Page and application data records:
►
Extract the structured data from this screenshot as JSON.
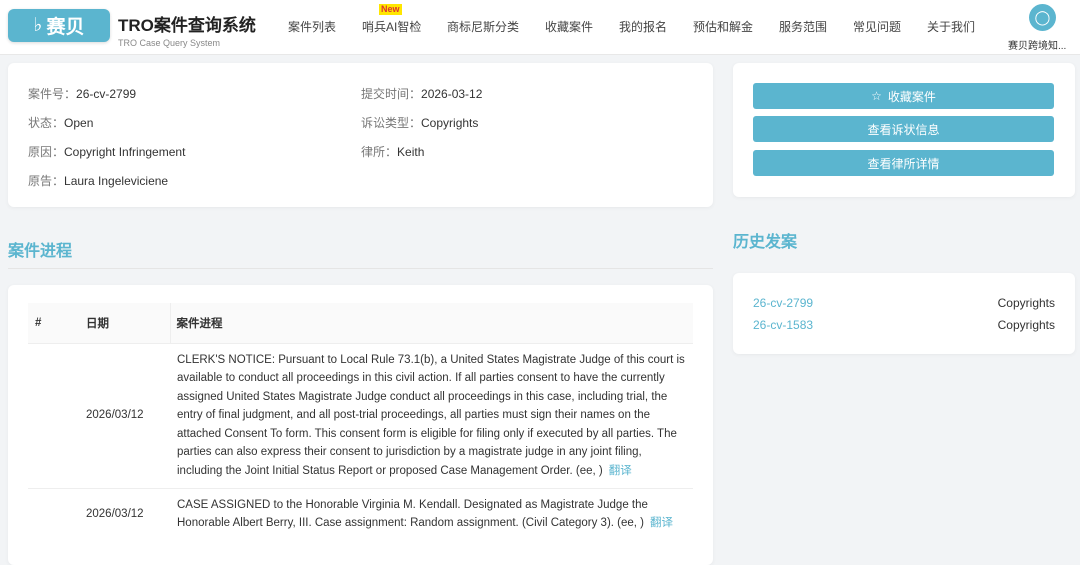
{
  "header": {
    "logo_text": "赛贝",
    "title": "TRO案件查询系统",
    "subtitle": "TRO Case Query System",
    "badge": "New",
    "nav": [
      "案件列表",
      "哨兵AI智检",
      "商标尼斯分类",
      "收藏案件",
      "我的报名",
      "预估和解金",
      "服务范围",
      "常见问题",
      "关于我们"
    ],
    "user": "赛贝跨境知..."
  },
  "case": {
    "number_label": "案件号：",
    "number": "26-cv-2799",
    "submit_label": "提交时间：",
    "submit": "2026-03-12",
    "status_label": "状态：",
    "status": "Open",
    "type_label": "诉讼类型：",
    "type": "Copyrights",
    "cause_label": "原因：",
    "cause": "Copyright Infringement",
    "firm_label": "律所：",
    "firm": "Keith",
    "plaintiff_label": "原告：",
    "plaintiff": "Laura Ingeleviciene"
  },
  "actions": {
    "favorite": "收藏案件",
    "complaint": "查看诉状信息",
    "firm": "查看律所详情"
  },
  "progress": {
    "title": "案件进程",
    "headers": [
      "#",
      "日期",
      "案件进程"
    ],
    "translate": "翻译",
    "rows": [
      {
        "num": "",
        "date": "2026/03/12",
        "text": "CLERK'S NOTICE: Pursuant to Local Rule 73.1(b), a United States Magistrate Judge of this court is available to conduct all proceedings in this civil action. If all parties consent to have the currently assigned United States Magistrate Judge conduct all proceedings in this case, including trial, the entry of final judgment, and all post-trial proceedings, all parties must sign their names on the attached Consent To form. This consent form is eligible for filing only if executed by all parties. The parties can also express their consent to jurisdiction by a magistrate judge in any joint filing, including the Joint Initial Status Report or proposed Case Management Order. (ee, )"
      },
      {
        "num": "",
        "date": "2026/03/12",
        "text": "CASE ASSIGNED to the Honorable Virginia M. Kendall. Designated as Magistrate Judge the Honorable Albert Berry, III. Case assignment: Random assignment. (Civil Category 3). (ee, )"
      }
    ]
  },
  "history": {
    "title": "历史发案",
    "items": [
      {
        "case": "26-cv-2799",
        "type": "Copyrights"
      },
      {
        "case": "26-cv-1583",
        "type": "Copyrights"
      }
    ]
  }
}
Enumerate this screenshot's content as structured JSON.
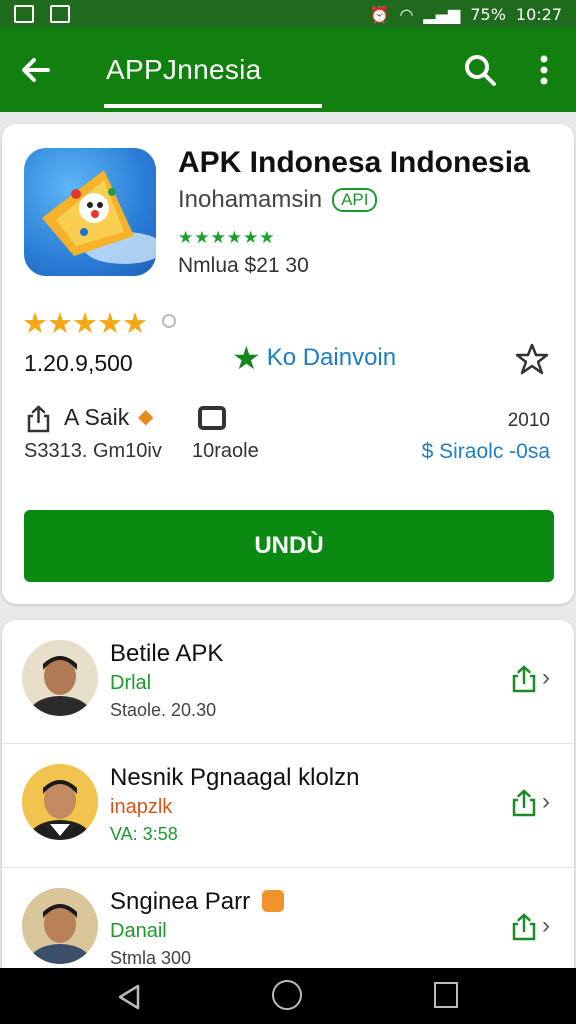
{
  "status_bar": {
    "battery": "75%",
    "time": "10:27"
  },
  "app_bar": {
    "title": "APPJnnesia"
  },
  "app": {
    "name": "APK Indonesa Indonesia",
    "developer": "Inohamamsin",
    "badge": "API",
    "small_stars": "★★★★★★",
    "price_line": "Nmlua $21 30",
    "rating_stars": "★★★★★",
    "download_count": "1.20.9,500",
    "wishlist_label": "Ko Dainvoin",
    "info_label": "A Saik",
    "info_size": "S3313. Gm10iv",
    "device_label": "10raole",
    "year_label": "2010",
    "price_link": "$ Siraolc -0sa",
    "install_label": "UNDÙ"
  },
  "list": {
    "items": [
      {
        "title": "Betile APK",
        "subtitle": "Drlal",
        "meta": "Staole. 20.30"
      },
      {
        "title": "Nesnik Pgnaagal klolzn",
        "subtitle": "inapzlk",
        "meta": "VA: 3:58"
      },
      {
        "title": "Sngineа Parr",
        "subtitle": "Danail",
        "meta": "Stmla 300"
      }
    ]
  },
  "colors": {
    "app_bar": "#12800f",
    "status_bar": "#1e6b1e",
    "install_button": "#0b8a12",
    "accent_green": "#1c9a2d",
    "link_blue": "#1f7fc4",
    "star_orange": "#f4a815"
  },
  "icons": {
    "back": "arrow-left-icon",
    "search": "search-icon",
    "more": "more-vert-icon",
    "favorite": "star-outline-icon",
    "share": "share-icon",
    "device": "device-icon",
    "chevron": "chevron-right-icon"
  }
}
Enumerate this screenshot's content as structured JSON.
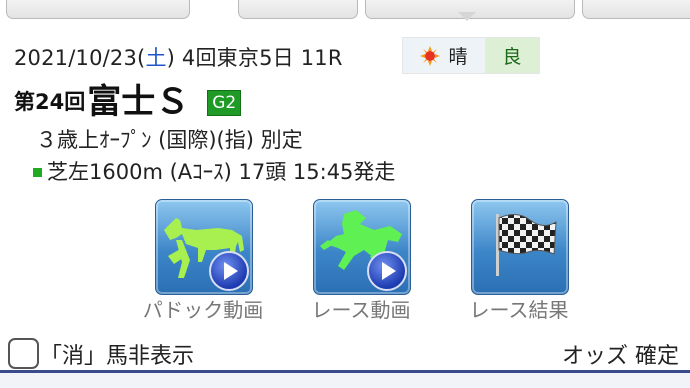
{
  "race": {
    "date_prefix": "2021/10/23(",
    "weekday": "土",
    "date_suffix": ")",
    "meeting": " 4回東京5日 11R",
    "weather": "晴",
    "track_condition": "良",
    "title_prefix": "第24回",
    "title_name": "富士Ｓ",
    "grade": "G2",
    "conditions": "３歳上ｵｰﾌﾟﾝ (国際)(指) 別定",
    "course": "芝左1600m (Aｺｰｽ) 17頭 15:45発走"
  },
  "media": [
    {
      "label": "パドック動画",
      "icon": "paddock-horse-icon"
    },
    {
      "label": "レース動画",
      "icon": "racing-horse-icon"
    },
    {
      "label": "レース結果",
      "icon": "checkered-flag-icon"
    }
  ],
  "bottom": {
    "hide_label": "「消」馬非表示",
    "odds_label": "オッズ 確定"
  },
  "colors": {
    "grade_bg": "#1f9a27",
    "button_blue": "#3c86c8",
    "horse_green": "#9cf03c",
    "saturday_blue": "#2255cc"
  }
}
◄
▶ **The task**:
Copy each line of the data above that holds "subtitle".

▶ **Response to this exercise**:
    "subtitle": "TRO Case Query System",
        "subtitle": "Drlal",
        "subtitle": "inapzlk",
        "subtitle": "Danail",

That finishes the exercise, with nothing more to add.